I've seen this book offered for awhile, and because the subject seemed outdated I hesitated before finally selecting to review it. Wine cocktails seem to be from a forgotten era while the cover is reminiscent of the 1970's. However, I've read and enjoyed the concoctions within A.J. Rathbun's Dark Spirits so I decided to be adventurous.
Wine Cocktails is a 96 page book which provides 50 recipes using wine as a major ingredient. Once past the introductions and Wine Cocktail Basics, four chapters of enticing photos and tempting recipes follow then ends with a measurement equivalent chart. The recipe chapters cover reds and rosés, white wine, bubbly, and after dinner drinks. Recipes included well known cocktails such as Sangria and the Kir Royale, as well as lesser known libations like the Gong and Cabernet Crusta. Each recipe begins with a brief paragraph about the cocktail and is typically followed by a quote, notation, or both.

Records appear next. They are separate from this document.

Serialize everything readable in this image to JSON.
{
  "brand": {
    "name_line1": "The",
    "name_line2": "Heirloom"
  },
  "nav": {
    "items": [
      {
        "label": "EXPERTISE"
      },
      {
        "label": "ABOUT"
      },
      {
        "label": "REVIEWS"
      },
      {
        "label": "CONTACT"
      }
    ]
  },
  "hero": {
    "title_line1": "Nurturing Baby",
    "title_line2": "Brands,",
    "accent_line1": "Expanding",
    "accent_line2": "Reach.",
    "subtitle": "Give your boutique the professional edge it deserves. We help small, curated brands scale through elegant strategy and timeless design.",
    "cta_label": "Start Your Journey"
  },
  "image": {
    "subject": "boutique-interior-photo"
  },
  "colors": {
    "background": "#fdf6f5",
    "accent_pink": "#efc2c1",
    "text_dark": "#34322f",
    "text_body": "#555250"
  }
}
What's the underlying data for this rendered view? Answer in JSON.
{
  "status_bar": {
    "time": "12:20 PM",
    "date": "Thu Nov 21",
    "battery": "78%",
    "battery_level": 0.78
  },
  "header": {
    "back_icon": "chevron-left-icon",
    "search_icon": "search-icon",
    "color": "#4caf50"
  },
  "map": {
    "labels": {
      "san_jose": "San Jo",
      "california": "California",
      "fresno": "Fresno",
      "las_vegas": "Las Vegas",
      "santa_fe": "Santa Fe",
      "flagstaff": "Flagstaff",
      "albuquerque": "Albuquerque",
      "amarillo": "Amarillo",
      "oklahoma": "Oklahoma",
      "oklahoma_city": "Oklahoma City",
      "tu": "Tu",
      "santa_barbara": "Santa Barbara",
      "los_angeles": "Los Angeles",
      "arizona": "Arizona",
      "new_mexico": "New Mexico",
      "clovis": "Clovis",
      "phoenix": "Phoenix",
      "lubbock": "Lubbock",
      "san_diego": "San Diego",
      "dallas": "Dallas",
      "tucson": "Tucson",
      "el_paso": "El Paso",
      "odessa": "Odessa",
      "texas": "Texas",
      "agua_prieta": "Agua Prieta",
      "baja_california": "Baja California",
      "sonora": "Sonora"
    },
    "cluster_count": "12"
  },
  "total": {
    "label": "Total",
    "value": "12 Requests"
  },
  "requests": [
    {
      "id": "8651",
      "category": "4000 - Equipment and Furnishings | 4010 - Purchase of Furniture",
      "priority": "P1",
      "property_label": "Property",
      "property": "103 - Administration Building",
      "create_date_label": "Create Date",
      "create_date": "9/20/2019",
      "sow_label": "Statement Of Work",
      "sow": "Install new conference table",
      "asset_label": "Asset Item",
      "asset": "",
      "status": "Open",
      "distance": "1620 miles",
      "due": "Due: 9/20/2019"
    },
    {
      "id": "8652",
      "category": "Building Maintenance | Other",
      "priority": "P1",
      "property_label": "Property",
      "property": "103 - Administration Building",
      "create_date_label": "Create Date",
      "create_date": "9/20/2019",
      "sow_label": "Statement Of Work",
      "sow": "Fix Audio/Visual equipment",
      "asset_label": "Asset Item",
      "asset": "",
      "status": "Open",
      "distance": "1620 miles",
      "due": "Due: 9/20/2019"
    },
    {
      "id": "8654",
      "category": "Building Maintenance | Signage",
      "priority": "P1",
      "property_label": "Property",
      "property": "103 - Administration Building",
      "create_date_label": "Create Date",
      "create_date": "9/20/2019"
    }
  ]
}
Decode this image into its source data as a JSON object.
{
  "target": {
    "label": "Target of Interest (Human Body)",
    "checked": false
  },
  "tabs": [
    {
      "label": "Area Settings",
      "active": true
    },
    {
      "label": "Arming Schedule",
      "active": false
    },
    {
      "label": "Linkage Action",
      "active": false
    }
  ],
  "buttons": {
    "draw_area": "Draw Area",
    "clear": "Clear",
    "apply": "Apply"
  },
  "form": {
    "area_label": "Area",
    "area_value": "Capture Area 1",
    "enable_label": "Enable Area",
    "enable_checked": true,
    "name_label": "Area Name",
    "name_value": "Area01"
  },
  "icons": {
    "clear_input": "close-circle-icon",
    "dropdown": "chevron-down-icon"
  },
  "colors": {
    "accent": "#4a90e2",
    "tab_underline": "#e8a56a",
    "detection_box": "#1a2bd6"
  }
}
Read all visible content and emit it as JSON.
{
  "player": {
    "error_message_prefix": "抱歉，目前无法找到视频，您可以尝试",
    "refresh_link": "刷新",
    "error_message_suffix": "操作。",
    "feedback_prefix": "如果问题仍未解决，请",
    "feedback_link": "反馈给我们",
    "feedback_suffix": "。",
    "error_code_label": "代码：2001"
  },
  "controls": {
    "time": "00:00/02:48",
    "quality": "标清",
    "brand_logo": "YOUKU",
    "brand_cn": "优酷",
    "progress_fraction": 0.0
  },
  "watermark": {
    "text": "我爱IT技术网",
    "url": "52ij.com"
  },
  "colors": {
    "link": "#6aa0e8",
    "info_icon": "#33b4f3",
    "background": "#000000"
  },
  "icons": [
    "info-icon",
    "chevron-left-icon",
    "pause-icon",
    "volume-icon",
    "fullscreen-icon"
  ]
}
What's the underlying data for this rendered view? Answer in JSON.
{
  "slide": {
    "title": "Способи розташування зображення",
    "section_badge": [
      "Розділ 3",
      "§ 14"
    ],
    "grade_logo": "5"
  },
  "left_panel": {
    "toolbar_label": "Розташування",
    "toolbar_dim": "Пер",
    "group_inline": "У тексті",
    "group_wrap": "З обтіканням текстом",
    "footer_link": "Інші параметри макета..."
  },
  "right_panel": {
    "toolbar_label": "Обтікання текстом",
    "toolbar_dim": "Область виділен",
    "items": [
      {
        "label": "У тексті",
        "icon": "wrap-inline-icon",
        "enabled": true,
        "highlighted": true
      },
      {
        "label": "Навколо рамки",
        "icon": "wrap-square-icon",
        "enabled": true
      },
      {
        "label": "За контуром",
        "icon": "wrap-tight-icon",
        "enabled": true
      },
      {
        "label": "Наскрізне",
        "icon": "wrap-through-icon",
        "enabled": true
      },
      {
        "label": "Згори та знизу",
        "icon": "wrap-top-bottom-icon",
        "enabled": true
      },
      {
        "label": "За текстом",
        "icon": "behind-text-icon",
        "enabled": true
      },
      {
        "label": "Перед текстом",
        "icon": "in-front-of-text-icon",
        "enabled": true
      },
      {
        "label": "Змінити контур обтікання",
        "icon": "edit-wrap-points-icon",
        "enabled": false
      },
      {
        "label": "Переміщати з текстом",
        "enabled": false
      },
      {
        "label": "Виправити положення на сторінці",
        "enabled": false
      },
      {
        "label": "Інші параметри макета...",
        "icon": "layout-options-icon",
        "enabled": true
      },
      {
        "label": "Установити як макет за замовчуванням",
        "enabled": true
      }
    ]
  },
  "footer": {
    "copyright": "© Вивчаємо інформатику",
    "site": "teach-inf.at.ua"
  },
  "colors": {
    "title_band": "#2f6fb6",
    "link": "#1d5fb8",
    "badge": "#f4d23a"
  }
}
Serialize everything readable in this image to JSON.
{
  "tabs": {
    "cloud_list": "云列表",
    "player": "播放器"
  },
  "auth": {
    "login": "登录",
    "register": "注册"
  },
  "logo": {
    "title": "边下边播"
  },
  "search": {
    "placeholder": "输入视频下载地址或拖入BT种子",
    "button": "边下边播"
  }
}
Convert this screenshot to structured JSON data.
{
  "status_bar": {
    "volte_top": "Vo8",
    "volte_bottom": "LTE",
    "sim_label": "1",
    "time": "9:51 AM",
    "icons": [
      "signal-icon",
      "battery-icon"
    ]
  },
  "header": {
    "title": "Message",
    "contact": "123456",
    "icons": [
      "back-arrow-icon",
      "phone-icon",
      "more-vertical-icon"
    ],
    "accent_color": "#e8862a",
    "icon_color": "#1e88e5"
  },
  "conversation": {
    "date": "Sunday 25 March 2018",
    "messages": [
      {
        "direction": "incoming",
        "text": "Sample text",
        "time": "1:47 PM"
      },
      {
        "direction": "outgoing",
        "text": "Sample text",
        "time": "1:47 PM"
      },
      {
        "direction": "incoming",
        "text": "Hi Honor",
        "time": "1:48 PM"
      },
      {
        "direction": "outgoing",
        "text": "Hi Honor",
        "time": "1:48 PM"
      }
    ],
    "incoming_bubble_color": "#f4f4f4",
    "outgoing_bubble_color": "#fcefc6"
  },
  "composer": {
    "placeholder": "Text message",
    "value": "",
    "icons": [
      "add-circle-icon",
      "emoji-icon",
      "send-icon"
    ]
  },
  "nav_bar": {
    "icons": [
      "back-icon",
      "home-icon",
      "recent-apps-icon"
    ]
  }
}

After thumbing through this book, I've determined I'm a bit of a wine snob. White wine seems suitable for mixing, while blending delicious reds and my beloved port into cocktails seem sacrilege. The images are beautifully photographed using 70s style props and are reminiscent of those found in gourmet magazines such as Bon Appétit. I'm not only faced with apprehensions of mixing wine cocktails, but these images make me wonder if I'm being asked to revive a long forgotten tradition. Some of the recipes are noted to come from books printed as far back as the mid 1800's, or more recently from the 40s and 50s. Perhaps this is A.J. Rathbun's creative intent, as he asks us in his introduction to have a little trust in him, recognize a long history of "mixing wine with other ingredients to make scrumptious drinks" and to "take advantage of these flavor minglings."
To retain my trust in A.J. Rathbun, I figured I should skip the whites and test the reds. The Bishop, a divine concoction including lemons, Cabernet Sauvignon and rum, appeared to be a mouth watering starting place. With the use of a muddler, shaker, and a strainer, I quickly shook up a few glasses. With my first sip, my apprehension quickly faded and I was an instant convert. Lady Macbeth was next on my list. The sparkling wine and port cocktail was tasty, but unlike the Bishop I don't look forward to making it again.
A.J. Rathburn has written another interesting cocktail recipe book. Most of the recipes appear to be refreshing poolside cocktails, and require ingredients found in a well stocked bar. Mixing with cheap wines is not advised, and I would agree. If you wouldn't drink the wine on its own, it won't taste better as a cocktail. At the same time, it's not necessary to purchase expensive bottles of wine either. If you are open to a little adventure, give this book and its recipes a chance. I'm confident you will find some new favorites.
PROS: Beautifully photographed images Delicious recipes Uses ingredients found in a well stocked bar
I'm no wine connoisseur but I do drink a fair bit of wine (Cabs and Merlots mostly). Wines are relatively low cal, and in moderation, they're supposed to be good for you (especially the reds)! I admit, however, that hitherto I had been a wine cocktail virgin. I don't think I had so much as used the words "wine" and "cocktail" in the same sentence. Hmm... "wine cocktails"... Really? After I received this book, I tried out a simple recipe from the book that uses Cabernet Sauvignon, Rum, Lemons, and … more
Wine cocktails have long been a part of the cocktail culture in Europe, and in this 50-recipe, full-color book, cocktail connoisseur A.J. Rathbun shows Americans how easy it is to create memorable cocktails with more than just Champagne. Recipes make use of the many wine varietals, liquors, liqueurs, and fresh fruits and other mixers that have become readily available in recent years to make such drinks as Aloha Punch, Blue Train, Sake'd Saint, Whistling Orange, and Cactus Berry-unique and delicious alternatives to the conventional cocktail!